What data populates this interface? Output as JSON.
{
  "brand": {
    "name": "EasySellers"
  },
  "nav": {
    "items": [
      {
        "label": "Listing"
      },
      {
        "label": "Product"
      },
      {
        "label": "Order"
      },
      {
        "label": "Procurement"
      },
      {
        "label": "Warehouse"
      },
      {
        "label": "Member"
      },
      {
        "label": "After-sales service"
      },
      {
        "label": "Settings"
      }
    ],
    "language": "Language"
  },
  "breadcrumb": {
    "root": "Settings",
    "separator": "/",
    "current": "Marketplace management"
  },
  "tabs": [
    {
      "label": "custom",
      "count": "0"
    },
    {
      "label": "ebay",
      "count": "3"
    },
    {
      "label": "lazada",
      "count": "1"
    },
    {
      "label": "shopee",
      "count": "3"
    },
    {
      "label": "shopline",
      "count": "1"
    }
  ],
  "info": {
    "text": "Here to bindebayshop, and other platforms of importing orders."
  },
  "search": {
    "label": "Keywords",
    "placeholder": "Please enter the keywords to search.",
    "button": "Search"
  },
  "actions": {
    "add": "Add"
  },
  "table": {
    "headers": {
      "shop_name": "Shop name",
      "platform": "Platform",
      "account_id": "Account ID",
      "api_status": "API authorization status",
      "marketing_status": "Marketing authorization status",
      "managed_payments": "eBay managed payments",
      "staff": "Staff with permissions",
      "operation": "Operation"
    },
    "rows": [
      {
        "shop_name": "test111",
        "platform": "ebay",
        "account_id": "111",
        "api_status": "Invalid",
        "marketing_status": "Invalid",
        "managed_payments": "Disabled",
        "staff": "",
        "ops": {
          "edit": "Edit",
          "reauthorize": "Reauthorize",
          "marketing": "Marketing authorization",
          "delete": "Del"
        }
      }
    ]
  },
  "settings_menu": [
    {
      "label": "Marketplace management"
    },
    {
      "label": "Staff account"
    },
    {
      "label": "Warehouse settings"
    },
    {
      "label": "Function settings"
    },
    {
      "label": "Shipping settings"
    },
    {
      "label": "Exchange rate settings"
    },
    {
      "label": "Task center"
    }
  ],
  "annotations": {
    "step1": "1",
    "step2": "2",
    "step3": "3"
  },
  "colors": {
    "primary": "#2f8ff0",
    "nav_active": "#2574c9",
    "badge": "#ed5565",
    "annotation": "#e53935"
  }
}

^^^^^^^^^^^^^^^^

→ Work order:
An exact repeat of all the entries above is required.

→ Task result:
What data populates this interface? Output as JSON.
{
  "brand": {
    "name": "EasySellers"
  },
  "nav": {
    "items": [
      {
        "label": "Listing"
      },
      {
        "label": "Product"
      },
      {
        "label": "Order"
      },
      {
        "label": "Procurement"
      },
      {
        "label": "Warehouse"
      },
      {
        "label": "Member"
      },
      {
        "label": "After-sales service"
      },
      {
        "label": "Settings"
      }
    ],
    "language": "Language"
  },
  "breadcrumb": {
    "root": "Settings",
    "separator": "/",
    "current": "Marketplace management"
  },
  "tabs": [
    {
      "label": "custom",
      "count": "0"
    },
    {
      "label": "ebay",
      "count": "3"
    },
    {
      "label": "lazada",
      "count": "1"
    },
    {
      "label": "shopee",
      "count": "3"
    },
    {
      "label": "shopline",
      "count": "1"
    }
  ],
  "info": {
    "text": "Here to bindebayshop, and other platforms of importing orders."
  },
  "search": {
    "label": "Keywords",
    "placeholder": "Please enter the keywords to search.",
    "button": "Search"
  },
  "actions": {
    "add": "Add"
  },
  "table": {
    "headers": {
      "shop_name": "Shop name",
      "platform": "Platform",
      "account_id": "Account ID",
      "api_status": "API authorization status",
      "marketing_status": "Marketing authorization status",
      "managed_payments": "eBay managed payments",
      "staff": "Staff with permissions",
      "operation": "Operation"
    },
    "rows": [
      {
        "shop_name": "test111",
        "platform": "ebay",
        "account_id": "111",
        "api_status": "Invalid",
        "marketing_status": "Invalid",
        "managed_payments": "Disabled",
        "staff": "",
        "ops": {
          "edit": "Edit",
          "reauthorize": "Reauthorize",
          "marketing": "Marketing authorization",
          "delete": "Del"
        }
      }
    ]
  },
  "settings_menu": [
    {
      "label": "Marketplace management"
    },
    {
      "label": "Staff account"
    },
    {
      "label": "Warehouse settings"
    },
    {
      "label": "Function settings"
    },
    {
      "label": "Shipping settings"
    },
    {
      "label": "Exchange rate settings"
    },
    {
      "label": "Task center"
    }
  ],
  "annotations": {
    "step1": "1",
    "step2": "2",
    "step3": "3"
  },
  "colors": {
    "primary": "#2f8ff0",
    "nav_active": "#2574c9",
    "badge": "#ed5565",
    "annotation": "#e53935"
  }
}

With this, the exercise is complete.